No easy answers in autism debate
TheStar.com – comment/editorial – No easy answers in autism debate
May 15, 2008
Bruce McIntosh captures the weariness of many parents of autistic children when he says he is “tired of this fight.” McIntosh, whose 8-year-old son is autistic, joined other parents at Queen’s Park this week to demand the government cut long waiting lists for intensive behavioural intervention (IBI), and provide the costly therapy in schools.
Their frustration is understandable. It is generally thought that the earlier IBI starts, the better. Yet many autistic children languish on waiting lists for years before getting public funding. So many families pay for therapy themselves, at a cost of tens of thousands of dollars.
But the issues aren’t quite as black and white as they appear.
True, the number of children waiting for IBI (1,148) has skyrocketed since the Liberals came to office in 2003 and rivals the number of children actually receiving funding for the therapy (1,404).

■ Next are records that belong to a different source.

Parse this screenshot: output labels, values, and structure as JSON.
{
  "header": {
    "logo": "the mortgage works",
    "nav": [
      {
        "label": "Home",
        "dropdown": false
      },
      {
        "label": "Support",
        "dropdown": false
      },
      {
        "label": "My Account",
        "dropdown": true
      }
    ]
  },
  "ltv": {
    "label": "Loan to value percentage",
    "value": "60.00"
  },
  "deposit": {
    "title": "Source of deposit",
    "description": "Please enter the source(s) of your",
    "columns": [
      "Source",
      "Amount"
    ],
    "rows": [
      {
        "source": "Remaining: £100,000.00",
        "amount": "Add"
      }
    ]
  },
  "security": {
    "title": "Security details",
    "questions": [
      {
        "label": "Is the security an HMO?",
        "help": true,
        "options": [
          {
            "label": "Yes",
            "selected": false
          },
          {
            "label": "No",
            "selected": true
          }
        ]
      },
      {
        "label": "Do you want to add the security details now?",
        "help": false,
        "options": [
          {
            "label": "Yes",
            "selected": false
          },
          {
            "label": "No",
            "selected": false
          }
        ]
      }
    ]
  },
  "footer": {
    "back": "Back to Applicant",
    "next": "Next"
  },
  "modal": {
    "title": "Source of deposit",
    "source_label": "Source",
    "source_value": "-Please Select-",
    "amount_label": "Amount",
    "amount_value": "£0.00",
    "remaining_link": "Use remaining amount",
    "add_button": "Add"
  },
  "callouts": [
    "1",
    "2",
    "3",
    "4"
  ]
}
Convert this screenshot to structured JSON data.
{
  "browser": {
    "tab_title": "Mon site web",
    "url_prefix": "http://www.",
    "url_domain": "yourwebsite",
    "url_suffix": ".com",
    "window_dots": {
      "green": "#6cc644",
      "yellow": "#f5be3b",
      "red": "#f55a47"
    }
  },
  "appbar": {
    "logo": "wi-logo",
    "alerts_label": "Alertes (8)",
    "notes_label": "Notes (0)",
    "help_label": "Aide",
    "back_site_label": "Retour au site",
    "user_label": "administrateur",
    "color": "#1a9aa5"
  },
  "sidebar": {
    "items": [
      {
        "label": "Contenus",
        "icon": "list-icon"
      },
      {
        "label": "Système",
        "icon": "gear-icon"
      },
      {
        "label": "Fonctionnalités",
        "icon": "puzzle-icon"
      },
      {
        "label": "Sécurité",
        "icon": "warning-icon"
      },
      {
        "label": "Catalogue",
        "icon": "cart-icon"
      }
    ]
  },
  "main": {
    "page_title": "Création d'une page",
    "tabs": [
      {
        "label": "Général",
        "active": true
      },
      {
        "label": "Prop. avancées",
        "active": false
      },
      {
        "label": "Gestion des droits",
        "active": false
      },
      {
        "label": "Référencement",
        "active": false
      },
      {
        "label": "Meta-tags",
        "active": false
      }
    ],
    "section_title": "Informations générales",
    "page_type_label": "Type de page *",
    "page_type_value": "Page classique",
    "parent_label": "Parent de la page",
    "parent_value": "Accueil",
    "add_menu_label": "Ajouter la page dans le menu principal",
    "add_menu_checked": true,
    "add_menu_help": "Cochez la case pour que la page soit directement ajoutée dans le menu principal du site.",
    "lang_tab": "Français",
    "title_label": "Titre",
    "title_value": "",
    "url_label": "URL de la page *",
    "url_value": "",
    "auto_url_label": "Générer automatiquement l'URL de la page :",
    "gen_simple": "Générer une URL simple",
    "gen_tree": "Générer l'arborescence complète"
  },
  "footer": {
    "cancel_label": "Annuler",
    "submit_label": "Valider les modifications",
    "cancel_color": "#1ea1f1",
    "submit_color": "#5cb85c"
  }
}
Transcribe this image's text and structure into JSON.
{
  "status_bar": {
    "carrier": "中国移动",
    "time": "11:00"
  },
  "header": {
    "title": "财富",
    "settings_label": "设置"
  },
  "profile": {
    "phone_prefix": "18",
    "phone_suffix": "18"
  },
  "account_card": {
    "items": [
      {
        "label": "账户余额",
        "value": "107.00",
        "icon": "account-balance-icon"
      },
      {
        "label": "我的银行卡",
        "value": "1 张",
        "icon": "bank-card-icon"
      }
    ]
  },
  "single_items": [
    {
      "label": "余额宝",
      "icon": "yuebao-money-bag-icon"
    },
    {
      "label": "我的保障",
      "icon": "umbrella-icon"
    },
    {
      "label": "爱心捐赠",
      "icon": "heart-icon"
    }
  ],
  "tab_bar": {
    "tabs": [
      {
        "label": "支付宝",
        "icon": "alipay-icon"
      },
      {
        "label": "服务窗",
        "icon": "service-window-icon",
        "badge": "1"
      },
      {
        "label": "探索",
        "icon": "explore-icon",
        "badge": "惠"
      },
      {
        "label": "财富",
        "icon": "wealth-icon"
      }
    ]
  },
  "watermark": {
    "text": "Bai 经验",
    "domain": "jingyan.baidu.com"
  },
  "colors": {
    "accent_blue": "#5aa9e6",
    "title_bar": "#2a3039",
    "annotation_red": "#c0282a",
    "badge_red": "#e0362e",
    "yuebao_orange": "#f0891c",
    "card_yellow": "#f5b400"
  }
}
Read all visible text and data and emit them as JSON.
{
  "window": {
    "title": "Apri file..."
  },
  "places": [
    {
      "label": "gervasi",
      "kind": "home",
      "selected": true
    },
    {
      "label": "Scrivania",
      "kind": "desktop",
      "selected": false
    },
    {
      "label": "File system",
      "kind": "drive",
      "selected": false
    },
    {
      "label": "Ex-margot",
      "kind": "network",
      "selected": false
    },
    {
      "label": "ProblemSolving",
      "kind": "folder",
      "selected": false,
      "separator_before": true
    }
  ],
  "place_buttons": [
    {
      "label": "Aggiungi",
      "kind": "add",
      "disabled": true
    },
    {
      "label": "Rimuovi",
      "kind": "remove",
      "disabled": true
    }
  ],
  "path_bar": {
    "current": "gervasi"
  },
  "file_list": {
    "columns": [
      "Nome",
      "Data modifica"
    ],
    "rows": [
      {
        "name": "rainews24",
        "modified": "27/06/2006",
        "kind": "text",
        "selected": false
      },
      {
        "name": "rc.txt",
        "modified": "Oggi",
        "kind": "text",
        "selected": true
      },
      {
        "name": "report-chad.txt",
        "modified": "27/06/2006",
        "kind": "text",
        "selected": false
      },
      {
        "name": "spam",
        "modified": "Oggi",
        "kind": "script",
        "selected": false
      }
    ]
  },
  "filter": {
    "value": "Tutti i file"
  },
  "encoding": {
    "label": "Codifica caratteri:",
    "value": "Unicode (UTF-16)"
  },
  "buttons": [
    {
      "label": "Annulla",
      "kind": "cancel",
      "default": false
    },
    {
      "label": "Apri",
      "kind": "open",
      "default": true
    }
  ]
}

But those figures mask the fact that the McGuinty government has more than tripled autism spending, and the number of children getting IBI funding has nearly tripled. The paradox is explained, in part, by the government’s 2005 decision to stop cutting off therapy once a child turns 6. This move dramatically increased the pool of eligible children. Speedier assessments also stretched the wait list.
Those explanations provide no comfort to parents of children waiting for funding. But they do show the McGuinty government has not ignored the problem. Far from it.
What happens when autistic children are old enough to go to school is just as thorny. Parents say they are forced to make an “impossible choice” between therapy and public education because IBI is not offered in schools. Some have asked the courts to intervene on the issue.
Education Minister Kathleen Wynne last year directed all school boards to provide a specialized instructional method tailored to autistic students. The Liberal election platform also included a $10 million pledge to prepare schools to deliver IBI therapy “on-site.”
But it is far from clear if that means IBI therapists will work with autistic children in regular classrooms, as some parents want, or in separate rooms within the school. Whichever path the province takes, a philosophical clash looms between those who argue IBI should be integrated into classrooms (mainly parents), and those who worry its one-on-one focus makes it unsuitable, and even disruptive, in a classroom setting (including many teachers and school administrators).
There are no easy answers to these issues. But the best chance for a solution lies in constructive talks between parents, school boards and government officials.